In the wake of yet another string of senseless deaths, there are renewed calls to listen more deeply – to each other, to Black Americans, to the injustices that have fueled protests across this country. Ahmaud Arbery, Christian Cooper, George Floyd, Breonna Taylor, and countless others. The fact they lost their lives is by itself reprehensible. Added to these events is the disproportionate coronavirus death toll on black lives, all of which adds to the extraordinary stress that black and brown bodies have had to endure for hundreds of years. So, if you are sad, you are not alone. If you are angry, you are not alone. If you have mixed emotions, you are not alone. And yet, so many feel alone.

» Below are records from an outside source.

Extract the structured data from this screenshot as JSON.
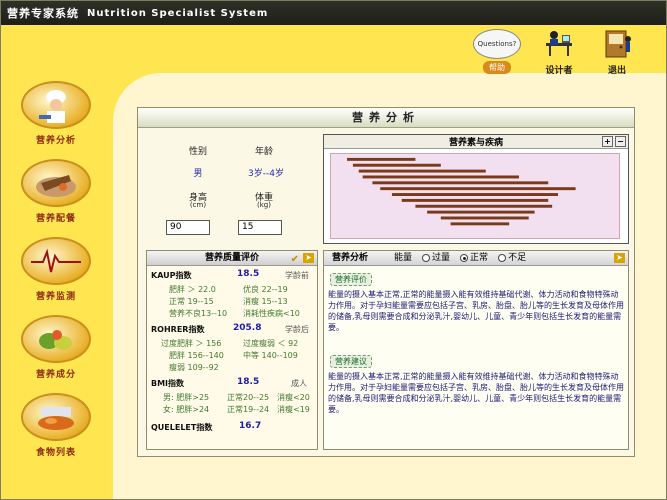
{
  "window": {
    "title_cn": "营养专家系统",
    "title_en": "Nutrition Specialist System"
  },
  "toolbar": {
    "help_bubble": "Questions?",
    "help_label": "帮助",
    "designer_label": "设计者",
    "exit_label": "退出"
  },
  "sidebar": {
    "items": [
      {
        "label": "营养分析"
      },
      {
        "label": "营养配餐"
      },
      {
        "label": "营养监测"
      },
      {
        "label": "营养成分"
      },
      {
        "label": "食物列表"
      }
    ]
  },
  "panel": {
    "title": "营养分析",
    "gender_label": "性别",
    "gender_value": "男",
    "age_label": "年龄",
    "age_value": "3岁--4岁",
    "height_label": "身高",
    "height_unit": "(cm)",
    "height_value": "90",
    "weight_label": "体重",
    "weight_unit": "(kg)",
    "weight_value": "15"
  },
  "chart": {
    "title": "营养素与疾病"
  },
  "quality": {
    "title": "营养质量评价",
    "kaup_label": "KAUP指数",
    "kaup_value": "18.5",
    "kaup_tag": "学龄前",
    "kaup_rows": [
      [
        "肥胖 ＞ 22.0",
        "优良 22--19"
      ],
      [
        "正常 19--15",
        "消瘦 15--13"
      ],
      [
        "营养不良13--10",
        "消耗性疾病<10"
      ]
    ],
    "rohrer_label": "ROHRER指数",
    "rohrer_value": "205.8",
    "rohrer_tag": "学龄后",
    "rohrer_rows": [
      [
        "过度肥胖 ＞ 156",
        "过度瘦弱 ＜ 92"
      ],
      [
        "肥胖 156--140",
        "中等 140--109"
      ],
      [
        "瘦弱 109--92",
        ""
      ]
    ],
    "bmi_label": "BMI指数",
    "bmi_value": "18.5",
    "bmi_tag": "成人",
    "bmi_rows": [
      [
        "男: 肥胖>25",
        "正常20--25",
        "消瘦<20"
      ],
      [
        "女: 肥胖>24",
        "正常19--24",
        "消瘦<19"
      ]
    ],
    "quelelet_label": "QUELELET指数",
    "quelelet_value": "16.7"
  },
  "analysis": {
    "title": "营养分析",
    "energy_label": "能量",
    "options": [
      "过量",
      "正常",
      "不足"
    ],
    "selected": "正常",
    "section1_title": "营养评价",
    "section1_text": "能量的摄入基本正常,正常的能量摄入能有效维持基础代谢、体力活动和食物特殊动力作用。对于孕妇能量需要应包括子宫、乳房、胎盘、胎儿等的生长发育及母体作用的储备,乳母则需要合成和分泌乳汁,婴幼儿、儿童、青少年则包括生长发育的能量需要。",
    "section2_title": "营养建议",
    "section2_text": "能量的摄入基本正常,正常的能量摄入能有效维持基础代谢、体力活动和食物特殊动力作用。对于孕妇能量需要应包括子宫、乳房、胎盘、胎儿等的生长发育及母体作用的储备,乳母则需要合成和分泌乳汁,婴幼儿、儿童、青少年则包括生长发育的能量需要。"
  }
}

As my colleague Pearce Godwin wrote in a recent USA Today column, “America is crying out in pain.” For some of us, it is the pain of losing a job. For others, it is the pain of losing a family member. For all of us, we are experiencing the pain of being physically distant while trying to remain socially connected. Reaching out to friends, family members, and others with whom we are intimately connected is important. Research clearly shows that people with fewer meaningful social contacts are at higher risk for a variety of health-related problems such as depression and cardiovascular disease, and loneliness is as strong a risk factor for all-cause mortality as smoking and obesity. At the individual level, the ability to have frequent, meaningful, in-person interactions can mitigate feelings of loneliness and, as a result, potentially counteract the detrimental mental and physical health effects of not feeling heard. At the same time, when we only reach within our own networks, we can lose sight of how others, those outside our immediate circles, are experiencing this moment.

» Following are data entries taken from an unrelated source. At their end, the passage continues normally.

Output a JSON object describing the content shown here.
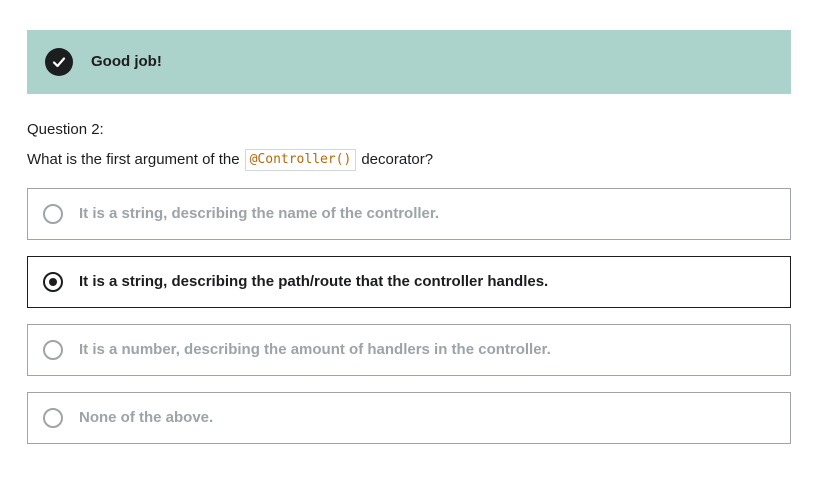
{
  "banner": {
    "icon": "checkmark-icon",
    "message": "Good job!",
    "background_color": "#acd2cc"
  },
  "question": {
    "label": "Question 2:",
    "text_before": "What is the first argument of the",
    "code": "@Controller()",
    "text_after": "decorator?"
  },
  "options": [
    {
      "label": "It is a string, describing the name of the controller.",
      "selected": false
    },
    {
      "label": "It is a string, describing the path/route that the controller handles.",
      "selected": true
    },
    {
      "label": "It is a number, describing the amount of handlers in the controller.",
      "selected": false
    },
    {
      "label": "None of the above.",
      "selected": false
    }
  ]
}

Since early March, I have been part of a collaborative social and community campaign to ensure we learn the lessons from this pandemic, use this time to heal our divisions, and create the firm footing of connection that will allow our nation and democracy to thrive after the pandemic. Listen First Project | National Conversation Project (powered by over 300 organizations) and the Aspen Institute’s Weave Project launched #WeavingCommunity as a response to our collective moment of crisis. It seeks to invite honest conversation, authentic human connection, and meaningful civic action. It strives to turn this moment of shared pain into a moment of shared possibility. The campaign’s goal is to ensure that we do not go back to the divided, self-centered, and lonely culture that has given us rising deaths of despair, gridlocked politics, and hateful rhetoric and deeds. The goal is to ensure the pandemic drives us together, rather than apart.

The initiative is called #WeavingCommunity because community doesn’t just happen. We only feel part of a community when we have a shared story or identity. That link might be as simple as sharing a place, with its streets, parks, and stores; or it might be sharing a history, a culture, values, dreams, or experiences. For a community to feel like home, we have to build relationships and work together. That is what we are inviting all Americans into.

We use “weaving” as an image of how individual people, like threads, come together to create a strong fabric that connects and sustains us all. We took the term from author and columnist David Brooks, who often writes about Weavers – people creating deep relationships in their communities.

We are grateful to the many partners responding in service to our neighbors and nation, including Thrive Global. We want all Americans to join us on this journey and begin #WeavingCommunity where you are. To learn more, visit or follow the campaign’s social media feeds on Facebook, Instagram, and Twitter.